How Much Does an Emergency Room Visit Cost?
An emergency room visit is required when a person is in need of immediate medical attention and cannot wait to get an appointment with a family doctor. Going to the emergency room does not necessarily mean that you will be admitted to the hospital. Instead, the emergency room will stabilize the patient and then consult a doctor to determine the best course of action.
How much does an emergency room visit cost?
- The cost of an emergency visit will depend on the medical problem, the hospital, if insurance is involved and the geographical location. On average, plan on spending anywhere from $300 to as much as $1,000 just for a basic emergency room visit. Keep in mind that this is the price for those that have no type of health insurance. Doctors may also charge an additional fee in addition to this.
- If you do have health insurance, you will only be responsible for your deductible and co-pay. On average, a co-pay can range from $0 to $100 depending on the policy.
- According to the website Consumer Health Ratings, the cost of an emergency room visit can range anywhere from $1,800 to $5,000. Keep in mind that these prices can include overnight stays, x-rays, blood work and more.
- A forum thread on the website LetsRun.com claimed that users paid anywhere from $300 to as much as $3,000 with a CT Scan. As you can see, the tests that come with the visit can greatly influence the price.
What is going to be included?
- When you go in an emergency room , you will be attended to by nurses as well as a doctor that will check you immediately. You will be provided with a bed inside a space where you will be staying for a period of time depending on the results of the check up that will be done to you.
- Like a normal doctor’s exam, a professional will determine what the problem is. Since there are hundreds of possibilities, a doctor may prescribe medicine while in extreme cases, emergency surgery may be needed.
What are the extra costs?
- There are a lot of additional costs that you will need to settle depending on the results found during initial tests when you visit an emergency room. First is the professional fee of the doctor that will evaluate your condition. Doctors will always charge in addition to the consultation fees.
- You will also have to pay for the medicines that will be used during your stay in the emergency room as well as those which may be prescribed when you leave.
- Also, tests will be charged separately and will be billed to you after you check out the ER. If you are admitted to the hospital, you will be charged for different services as well. For example, an x-ray can range anywhere from $200 to $400.
- Blood work can range from $100 to $200 per test, while surgeries can reach well into the thousands. Remember, these are the prices if you do not currently carry health insurance.
- There are short stay units in the emergency room. This is an area in which patients can stay overnight without actually being admitted to the hospital. Each night in a short stay unit can cost extra.
- Once the emergency room has assessed your situation and decided on a course of action, you will usually have to follow up with your regular doctor. These follow up visits will be a separate cost.
Tips to know:
- If you have incurred a serious injury or if you feel that the pain from unknown reasons is excessive, you may want to get to an emergency room. It is always better to be safe than sorry; getting something treated before it gets worse will save a lot of money as well as a lot of health problems.
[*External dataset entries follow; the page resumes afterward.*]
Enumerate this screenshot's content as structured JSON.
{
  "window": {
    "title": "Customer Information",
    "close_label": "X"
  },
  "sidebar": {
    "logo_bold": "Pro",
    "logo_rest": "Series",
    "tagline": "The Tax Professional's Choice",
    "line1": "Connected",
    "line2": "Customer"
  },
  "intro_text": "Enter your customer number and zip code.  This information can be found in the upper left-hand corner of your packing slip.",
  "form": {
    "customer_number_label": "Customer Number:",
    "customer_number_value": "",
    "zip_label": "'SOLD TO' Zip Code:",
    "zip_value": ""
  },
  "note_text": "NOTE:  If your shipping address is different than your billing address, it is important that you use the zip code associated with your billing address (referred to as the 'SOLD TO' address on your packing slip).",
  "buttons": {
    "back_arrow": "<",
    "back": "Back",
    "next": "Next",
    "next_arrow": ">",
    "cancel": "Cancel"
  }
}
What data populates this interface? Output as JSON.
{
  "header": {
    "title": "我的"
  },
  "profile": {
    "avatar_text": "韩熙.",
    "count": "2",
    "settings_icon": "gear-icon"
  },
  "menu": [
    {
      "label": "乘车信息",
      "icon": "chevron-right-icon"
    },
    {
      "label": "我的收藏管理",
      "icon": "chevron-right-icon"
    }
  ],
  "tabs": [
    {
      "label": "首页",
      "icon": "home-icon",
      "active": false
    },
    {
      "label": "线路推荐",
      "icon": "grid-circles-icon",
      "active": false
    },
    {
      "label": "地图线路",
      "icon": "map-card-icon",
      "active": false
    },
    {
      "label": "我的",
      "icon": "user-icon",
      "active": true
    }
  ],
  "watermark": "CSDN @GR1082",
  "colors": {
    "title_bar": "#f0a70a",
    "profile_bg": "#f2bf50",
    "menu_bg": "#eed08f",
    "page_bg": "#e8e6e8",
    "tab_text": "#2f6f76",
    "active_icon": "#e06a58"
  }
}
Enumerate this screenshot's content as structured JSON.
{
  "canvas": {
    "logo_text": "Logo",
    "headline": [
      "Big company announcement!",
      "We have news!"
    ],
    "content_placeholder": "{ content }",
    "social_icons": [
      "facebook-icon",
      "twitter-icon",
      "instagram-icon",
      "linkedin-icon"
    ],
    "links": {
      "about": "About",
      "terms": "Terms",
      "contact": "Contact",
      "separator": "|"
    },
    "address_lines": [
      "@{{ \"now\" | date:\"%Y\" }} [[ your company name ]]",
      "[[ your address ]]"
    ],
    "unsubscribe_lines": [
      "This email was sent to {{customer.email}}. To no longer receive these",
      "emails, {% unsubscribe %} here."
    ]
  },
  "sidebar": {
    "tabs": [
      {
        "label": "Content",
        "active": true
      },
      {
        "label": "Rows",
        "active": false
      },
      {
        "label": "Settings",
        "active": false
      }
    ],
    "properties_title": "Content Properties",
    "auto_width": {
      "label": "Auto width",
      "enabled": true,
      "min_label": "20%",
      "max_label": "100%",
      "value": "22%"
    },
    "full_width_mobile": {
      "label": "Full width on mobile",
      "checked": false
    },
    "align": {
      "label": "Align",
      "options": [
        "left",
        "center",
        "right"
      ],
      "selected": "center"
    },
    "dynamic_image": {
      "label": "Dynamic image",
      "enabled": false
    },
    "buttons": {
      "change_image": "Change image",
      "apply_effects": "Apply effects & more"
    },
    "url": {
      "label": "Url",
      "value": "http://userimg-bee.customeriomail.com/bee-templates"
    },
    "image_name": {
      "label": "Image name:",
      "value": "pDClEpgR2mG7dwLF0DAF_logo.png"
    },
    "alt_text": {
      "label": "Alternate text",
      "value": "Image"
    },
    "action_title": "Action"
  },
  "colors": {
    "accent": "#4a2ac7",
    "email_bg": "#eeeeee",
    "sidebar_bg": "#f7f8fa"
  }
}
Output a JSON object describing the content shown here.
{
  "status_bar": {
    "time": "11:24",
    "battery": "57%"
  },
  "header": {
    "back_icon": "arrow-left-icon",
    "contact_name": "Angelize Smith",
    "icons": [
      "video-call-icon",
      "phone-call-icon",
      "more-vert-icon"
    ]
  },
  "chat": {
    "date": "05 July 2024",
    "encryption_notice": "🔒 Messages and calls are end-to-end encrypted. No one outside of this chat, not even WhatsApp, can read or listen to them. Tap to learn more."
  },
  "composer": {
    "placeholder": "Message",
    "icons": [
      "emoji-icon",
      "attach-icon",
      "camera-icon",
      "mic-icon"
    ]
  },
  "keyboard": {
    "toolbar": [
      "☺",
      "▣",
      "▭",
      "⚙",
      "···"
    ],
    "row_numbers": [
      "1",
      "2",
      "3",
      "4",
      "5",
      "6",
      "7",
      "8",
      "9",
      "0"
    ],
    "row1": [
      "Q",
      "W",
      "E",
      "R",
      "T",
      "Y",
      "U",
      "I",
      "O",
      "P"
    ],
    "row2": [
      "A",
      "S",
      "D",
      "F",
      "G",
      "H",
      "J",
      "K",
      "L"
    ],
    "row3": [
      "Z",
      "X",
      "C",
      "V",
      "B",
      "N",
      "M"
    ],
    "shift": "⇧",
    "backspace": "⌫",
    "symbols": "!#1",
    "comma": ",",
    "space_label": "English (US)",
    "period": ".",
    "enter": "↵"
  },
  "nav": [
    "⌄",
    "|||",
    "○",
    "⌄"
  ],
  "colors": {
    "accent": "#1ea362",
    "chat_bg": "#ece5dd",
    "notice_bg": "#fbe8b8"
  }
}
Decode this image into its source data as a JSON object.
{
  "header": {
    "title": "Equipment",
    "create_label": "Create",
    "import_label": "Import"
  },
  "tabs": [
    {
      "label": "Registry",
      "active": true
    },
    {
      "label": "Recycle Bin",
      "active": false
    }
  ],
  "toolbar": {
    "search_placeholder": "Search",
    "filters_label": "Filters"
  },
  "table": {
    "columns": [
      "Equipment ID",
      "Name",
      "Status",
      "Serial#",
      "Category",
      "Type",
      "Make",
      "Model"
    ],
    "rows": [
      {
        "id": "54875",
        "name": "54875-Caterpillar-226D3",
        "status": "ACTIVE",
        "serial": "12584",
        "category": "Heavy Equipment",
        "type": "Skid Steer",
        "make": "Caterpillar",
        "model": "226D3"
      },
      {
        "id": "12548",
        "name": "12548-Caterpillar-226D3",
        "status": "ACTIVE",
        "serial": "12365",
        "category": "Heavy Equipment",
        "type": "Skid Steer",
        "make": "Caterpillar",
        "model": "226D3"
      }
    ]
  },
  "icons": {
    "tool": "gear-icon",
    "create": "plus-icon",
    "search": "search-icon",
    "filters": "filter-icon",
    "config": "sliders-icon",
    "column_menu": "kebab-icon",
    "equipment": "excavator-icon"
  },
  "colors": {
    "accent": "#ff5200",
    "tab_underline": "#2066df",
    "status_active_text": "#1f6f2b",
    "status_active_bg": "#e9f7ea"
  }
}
- If you are sick or injured, most emergency rooms will simply give you medicine to temporarily relieve the pain or sickness until you can see your regular doctor. They may refer you to someone other than your family doctor if needed.
How can I save money?
- You can actually involve your health insurance or medical provider in the case that you have to visit the emergency room. If you are covered by insurance, you can be assured that the hospital will collect no more than your copay or deductible from you. If you do not have a health insurance policy, consider shopping for one on services such as eHealthInsurance.com.
- If you feel that the pain is still manageable, consider visiting a local urgent care clinic rather than an hospital emergency room. They will send you to a hospital if they see anything unusual, but if there is nothing serious they will send you home until you can see a regular doctor. These urgent care clinics will be cheaper than an emergency room.